** HOW TO COMPLETE THIS TASK **
Copy all the records exactly; the complete set is the expected result.

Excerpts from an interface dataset
*** Begin section ***

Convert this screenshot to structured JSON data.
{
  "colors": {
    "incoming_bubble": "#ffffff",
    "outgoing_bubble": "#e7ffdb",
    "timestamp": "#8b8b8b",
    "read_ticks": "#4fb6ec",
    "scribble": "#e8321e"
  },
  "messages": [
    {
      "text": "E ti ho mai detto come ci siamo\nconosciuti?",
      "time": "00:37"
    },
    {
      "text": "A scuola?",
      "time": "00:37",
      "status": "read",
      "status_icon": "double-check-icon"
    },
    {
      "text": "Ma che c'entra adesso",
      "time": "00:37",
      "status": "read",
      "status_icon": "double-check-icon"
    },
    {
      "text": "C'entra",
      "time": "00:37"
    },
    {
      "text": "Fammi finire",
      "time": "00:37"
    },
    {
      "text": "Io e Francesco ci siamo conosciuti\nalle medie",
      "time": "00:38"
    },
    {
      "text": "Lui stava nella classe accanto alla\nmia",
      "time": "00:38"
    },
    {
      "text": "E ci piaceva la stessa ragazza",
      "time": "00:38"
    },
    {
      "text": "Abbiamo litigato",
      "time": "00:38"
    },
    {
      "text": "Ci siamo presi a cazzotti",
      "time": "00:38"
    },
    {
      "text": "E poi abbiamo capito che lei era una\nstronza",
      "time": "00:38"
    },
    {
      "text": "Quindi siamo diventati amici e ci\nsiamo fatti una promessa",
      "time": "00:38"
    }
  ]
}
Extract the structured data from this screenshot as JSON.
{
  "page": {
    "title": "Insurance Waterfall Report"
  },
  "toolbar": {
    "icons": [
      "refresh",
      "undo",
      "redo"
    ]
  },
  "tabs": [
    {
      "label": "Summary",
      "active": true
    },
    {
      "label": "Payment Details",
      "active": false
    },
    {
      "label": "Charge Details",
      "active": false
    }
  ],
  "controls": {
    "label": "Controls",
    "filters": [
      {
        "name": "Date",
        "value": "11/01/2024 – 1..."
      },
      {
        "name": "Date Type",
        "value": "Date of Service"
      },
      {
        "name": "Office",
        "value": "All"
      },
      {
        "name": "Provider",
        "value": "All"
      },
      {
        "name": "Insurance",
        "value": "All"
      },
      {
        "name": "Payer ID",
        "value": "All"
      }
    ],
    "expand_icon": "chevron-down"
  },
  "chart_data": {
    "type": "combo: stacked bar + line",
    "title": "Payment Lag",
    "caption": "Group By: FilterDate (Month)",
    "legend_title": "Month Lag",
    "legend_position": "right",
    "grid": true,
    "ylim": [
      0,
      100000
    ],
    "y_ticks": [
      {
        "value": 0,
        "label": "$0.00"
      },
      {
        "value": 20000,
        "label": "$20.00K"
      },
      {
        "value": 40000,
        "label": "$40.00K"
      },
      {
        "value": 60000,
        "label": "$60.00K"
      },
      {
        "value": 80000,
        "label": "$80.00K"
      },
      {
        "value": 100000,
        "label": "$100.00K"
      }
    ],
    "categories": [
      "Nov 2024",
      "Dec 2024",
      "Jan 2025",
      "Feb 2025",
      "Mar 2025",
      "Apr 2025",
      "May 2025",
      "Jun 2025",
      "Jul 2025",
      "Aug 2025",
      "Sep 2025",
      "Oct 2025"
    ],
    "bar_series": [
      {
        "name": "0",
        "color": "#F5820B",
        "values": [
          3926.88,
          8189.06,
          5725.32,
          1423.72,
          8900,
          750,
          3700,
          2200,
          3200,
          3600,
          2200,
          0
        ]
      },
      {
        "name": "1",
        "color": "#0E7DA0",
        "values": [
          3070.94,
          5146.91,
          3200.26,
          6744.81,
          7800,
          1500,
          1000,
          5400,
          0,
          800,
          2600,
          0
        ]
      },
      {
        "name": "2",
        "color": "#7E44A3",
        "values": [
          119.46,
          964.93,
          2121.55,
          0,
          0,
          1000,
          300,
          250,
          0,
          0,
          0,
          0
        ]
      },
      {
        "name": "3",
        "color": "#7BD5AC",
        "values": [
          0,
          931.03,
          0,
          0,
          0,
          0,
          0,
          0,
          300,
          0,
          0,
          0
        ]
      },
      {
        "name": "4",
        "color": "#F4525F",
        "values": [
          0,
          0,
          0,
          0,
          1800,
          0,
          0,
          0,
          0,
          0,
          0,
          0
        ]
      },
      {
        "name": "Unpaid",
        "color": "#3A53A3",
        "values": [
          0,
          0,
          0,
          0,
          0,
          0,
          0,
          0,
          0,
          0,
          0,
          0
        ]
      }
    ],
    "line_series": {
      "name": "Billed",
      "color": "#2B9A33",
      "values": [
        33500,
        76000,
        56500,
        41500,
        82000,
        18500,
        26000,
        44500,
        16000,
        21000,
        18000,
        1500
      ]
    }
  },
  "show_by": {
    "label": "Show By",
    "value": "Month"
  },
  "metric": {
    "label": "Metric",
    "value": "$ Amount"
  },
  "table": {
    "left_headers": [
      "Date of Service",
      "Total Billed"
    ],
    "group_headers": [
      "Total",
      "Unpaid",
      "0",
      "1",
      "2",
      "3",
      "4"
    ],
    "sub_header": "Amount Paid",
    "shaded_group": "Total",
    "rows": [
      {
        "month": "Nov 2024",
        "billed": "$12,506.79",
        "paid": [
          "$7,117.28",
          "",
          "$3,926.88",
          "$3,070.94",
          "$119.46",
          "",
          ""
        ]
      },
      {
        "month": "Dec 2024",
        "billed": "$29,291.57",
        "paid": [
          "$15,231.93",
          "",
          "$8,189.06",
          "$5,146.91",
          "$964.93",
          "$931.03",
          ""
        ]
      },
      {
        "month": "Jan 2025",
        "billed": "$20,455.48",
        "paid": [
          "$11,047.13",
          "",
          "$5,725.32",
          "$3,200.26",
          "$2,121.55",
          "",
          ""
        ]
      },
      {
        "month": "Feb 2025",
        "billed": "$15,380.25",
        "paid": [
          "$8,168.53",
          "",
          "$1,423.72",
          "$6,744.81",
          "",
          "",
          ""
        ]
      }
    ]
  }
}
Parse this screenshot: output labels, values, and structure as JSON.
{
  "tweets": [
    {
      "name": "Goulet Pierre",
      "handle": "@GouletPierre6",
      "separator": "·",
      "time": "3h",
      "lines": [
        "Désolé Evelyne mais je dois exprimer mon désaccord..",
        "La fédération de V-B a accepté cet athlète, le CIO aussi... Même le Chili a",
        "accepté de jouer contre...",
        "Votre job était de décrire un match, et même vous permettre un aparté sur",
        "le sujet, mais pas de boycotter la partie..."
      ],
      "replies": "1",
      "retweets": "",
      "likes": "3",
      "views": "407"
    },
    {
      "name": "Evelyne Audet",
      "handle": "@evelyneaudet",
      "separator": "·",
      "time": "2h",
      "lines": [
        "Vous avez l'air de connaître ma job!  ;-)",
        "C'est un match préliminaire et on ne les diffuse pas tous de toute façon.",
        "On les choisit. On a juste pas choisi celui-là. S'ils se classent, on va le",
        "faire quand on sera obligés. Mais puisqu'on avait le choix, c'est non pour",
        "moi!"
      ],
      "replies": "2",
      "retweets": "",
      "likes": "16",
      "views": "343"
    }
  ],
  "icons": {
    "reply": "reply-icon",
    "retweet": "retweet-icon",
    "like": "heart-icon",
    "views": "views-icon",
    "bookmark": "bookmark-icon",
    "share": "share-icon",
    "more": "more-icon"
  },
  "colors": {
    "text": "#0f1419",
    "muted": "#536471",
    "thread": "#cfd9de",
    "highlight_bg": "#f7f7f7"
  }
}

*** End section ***

** ANSWER FOR THIS EXERCISE **
Convert this screenshot to structured JSON data.
{
  "colors": {
    "incoming_bubble": "#ffffff",
    "outgoing_bubble": "#e7ffdb",
    "timestamp": "#8b8b8b",
    "read_ticks": "#4fb6ec",
    "scribble": "#e8321e"
  },
  "messages": [
    {
      "text": "E ti ho mai detto come ci siamo\nconosciuti?",
      "time": "00:37"
    },
    {
      "text": "A scuola?",
      "time": "00:37",
      "status": "read",
      "status_icon": "double-check-icon"
    },
    {
      "text": "Ma che c'entra adesso",
      "time": "00:37",
      "status": "read",
      "status_icon": "double-check-icon"
    },
    {
      "text": "C'entra",
      "time": "00:37"
    },
    {
      "text": "Fammi finire",
      "time": "00:37"
    },
    {
      "text": "Io e Francesco ci siamo conosciuti\nalle medie",
      "time": "00:38"
    },
    {
      "text": "Lui stava nella classe accanto alla\nmia",
      "time": "00:38"
    },
    {
      "text": "E ci piaceva la stessa ragazza",
      "time": "00:38"
    },
    {
      "text": "Abbiamo litigato",
      "time": "00:38"
    },
    {
      "text": "Ci siamo presi a cazzotti",
      "time": "00:38"
    },
    {
      "text": "E poi abbiamo capito che lei era una\nstronza",
      "time": "00:38"
    },
    {
      "text": "Quindi siamo diventati amici e ci\nsiamo fatti una promessa",
      "time": "00:38"
    }
  ]
}
Extract the structured data from this screenshot as JSON.
{
  "page": {
    "title": "Insurance Waterfall Report"
  },
  "toolbar": {
    "icons": [
      "refresh",
      "undo",
      "redo"
    ]
  },
  "tabs": [
    {
      "label": "Summary",
      "active": true
    },
    {
      "label": "Payment Details",
      "active": false
    },
    {
      "label": "Charge Details",
      "active": false
    }
  ],
  "controls": {
    "label": "Controls",
    "filters": [
      {
        "name": "Date",
        "value": "11/01/2024 – 1..."
      },
      {
        "name": "Date Type",
        "value": "Date of Service"
      },
      {
        "name": "Office",
        "value": "All"
      },
      {
        "name": "Provider",
        "value": "All"
      },
      {
        "name": "Insurance",
        "value": "All"
      },
      {
        "name": "Payer ID",
        "value": "All"
      }
    ],
    "expand_icon": "chevron-down"
  },
  "chart_data": {
    "type": "combo: stacked bar + line",
    "title": "Payment Lag",
    "caption": "Group By: FilterDate (Month)",
    "legend_title": "Month Lag",
    "legend_position": "right",
    "grid": true,
    "ylim": [
      0,
      100000
    ],
    "y_ticks": [
      {
        "value": 0,
        "label": "$0.00"
      },
      {
        "value": 20000,
        "label": "$20.00K"
      },
      {
        "value": 40000,
        "label": "$40.00K"
      },
      {
        "value": 60000,
        "label": "$60.00K"
      },
      {
        "value": 80000,
        "label": "$80.00K"
      },
      {
        "value": 100000,
        "label": "$100.00K"
      }
    ],
    "categories": [
      "Nov 2024",
      "Dec 2024",
      "Jan 2025",
      "Feb 2025",
      "Mar 2025",
      "Apr 2025",
      "May 2025",
      "Jun 2025",
      "Jul 2025",
      "Aug 2025",
      "Sep 2025",
      "Oct 2025"
    ],
    "bar_series": [
      {
        "name": "0",
        "color": "#F5820B",
        "values": [
          3926.88,
          8189.06,
          5725.32,
          1423.72,
          8900,
          750,
          3700,
          2200,
          3200,
          3600,
          2200,
          0
        ]
      },
      {
        "name": "1",
        "color": "#0E7DA0",
        "values": [
          3070.94,
          5146.91,
          3200.26,
          6744.81,
          7800,
          1500,
          1000,
          5400,
          0,
          800,
          2600,
          0
        ]
      },
      {
        "name": "2",
        "color": "#7E44A3",
        "values": [
          119.46,
          964.93,
          2121.55,
          0,
          0,
          1000,
          300,
          250,
          0,
          0,
          0,
          0
        ]
      },
      {
        "name": "3",
        "color": "#7BD5AC",
        "values": [
          0,
          931.03,
          0,
          0,
          0,
          0,
          0,
          0,
          300,
          0,
          0,
          0
        ]
      },
      {
        "name": "4",
        "color": "#F4525F",
        "values": [
          0,
          0,
          0,
          0,
          1800,
          0,
          0,
          0,
          0,
          0,
          0,
          0
        ]
      },
      {
        "name": "Unpaid",
        "color": "#3A53A3",
        "values": [
          0,
          0,
          0,
          0,
          0,
          0,
          0,
          0,
          0,
          0,
          0,
          0
        ]
      }
    ],
    "line_series": {
      "name": "Billed",
      "color": "#2B9A33",
      "values": [
        33500,
        76000,
        56500,
        41500,
        82000,
        18500,
        26000,
        44500,
        16000,
        21000,
        18000,
        1500
      ]
    }
  },
  "show_by": {
    "label": "Show By",
    "value": "Month"
  },
  "metric": {
    "label": "Metric",
    "value": "$ Amount"
  },
  "table": {
    "left_headers": [
      "Date of Service",
      "Total Billed"
    ],
    "group_headers": [
      "Total",
      "Unpaid",
      "0",
      "1",
      "2",
      "3",
      "4"
    ],
    "sub_header": "Amount Paid",
    "shaded_group": "Total",
    "rows": [
      {
        "month": "Nov 2024",
        "billed": "$12,506.79",
        "paid": [
          "$7,117.28",
          "",
          "$3,926.88",
          "$3,070.94",
          "$119.46",
          "",
          ""
        ]
      },
      {
        "month": "Dec 2024",
        "billed": "$29,291.57",
        "paid": [
          "$15,231.93",
          "",
          "$8,189.06",
          "$5,146.91",
          "$964.93",
          "$931.03",
          ""
        ]
      },
      {
        "month": "Jan 2025",
        "billed": "$20,455.48",
        "paid": [
          "$11,047.13",
          "",
          "$5,725.32",
          "$3,200.26",
          "$2,121.55",
          "",
          ""
        ]
      },
      {
        "month": "Feb 2025",
        "billed": "$15,380.25",
        "paid": [
          "$8,168.53",
          "",
          "$1,423.72",
          "$6,744.81",
          "",
          "",
          ""
        ]
      }
    ]
  }
}
Parse this screenshot: output labels, values, and structure as JSON.
{
  "tweets": [
    {
      "name": "Goulet Pierre",
      "handle": "@GouletPierre6",
      "separator": "·",
      "time": "3h",
      "lines": [
        "Désolé Evelyne mais je dois exprimer mon désaccord..",
        "La fédération de V-B a accepté cet athlète, le CIO aussi... Même le Chili a",
        "accepté de jouer contre...",
        "Votre job était de décrire un match, et même vous permettre un aparté sur",
        "le sujet, mais pas de boycotter la partie..."
      ],
      "replies": "1",
      "retweets": "",
      "likes": "3",
      "views": "407"
    },
    {
      "name": "Evelyne Audet",
      "handle": "@evelyneaudet",
      "separator": "·",
      "time": "2h",
      "lines": [
        "Vous avez l'air de connaître ma job!  ;-)",
        "C'est un match préliminaire et on ne les diffuse pas tous de toute façon.",
        "On les choisit. On a juste pas choisi celui-là. S'ils se classent, on va le",
        "faire quand on sera obligés. Mais puisqu'on avait le choix, c'est non pour",
        "moi!"
      ],
      "replies": "2",
      "retweets": "",
      "likes": "16",
      "views": "343"
    }
  ],
  "icons": {
    "reply": "reply-icon",
    "retweet": "retweet-icon",
    "like": "heart-icon",
    "views": "views-icon",
    "bookmark": "bookmark-icon",
    "share": "share-icon",
    "more": "more-icon"
  },
  "colors": {
    "text": "#0f1419",
    "muted": "#536471",
    "thread": "#cfd9de",
    "highlight_bg": "#f7f7f7"
  }
}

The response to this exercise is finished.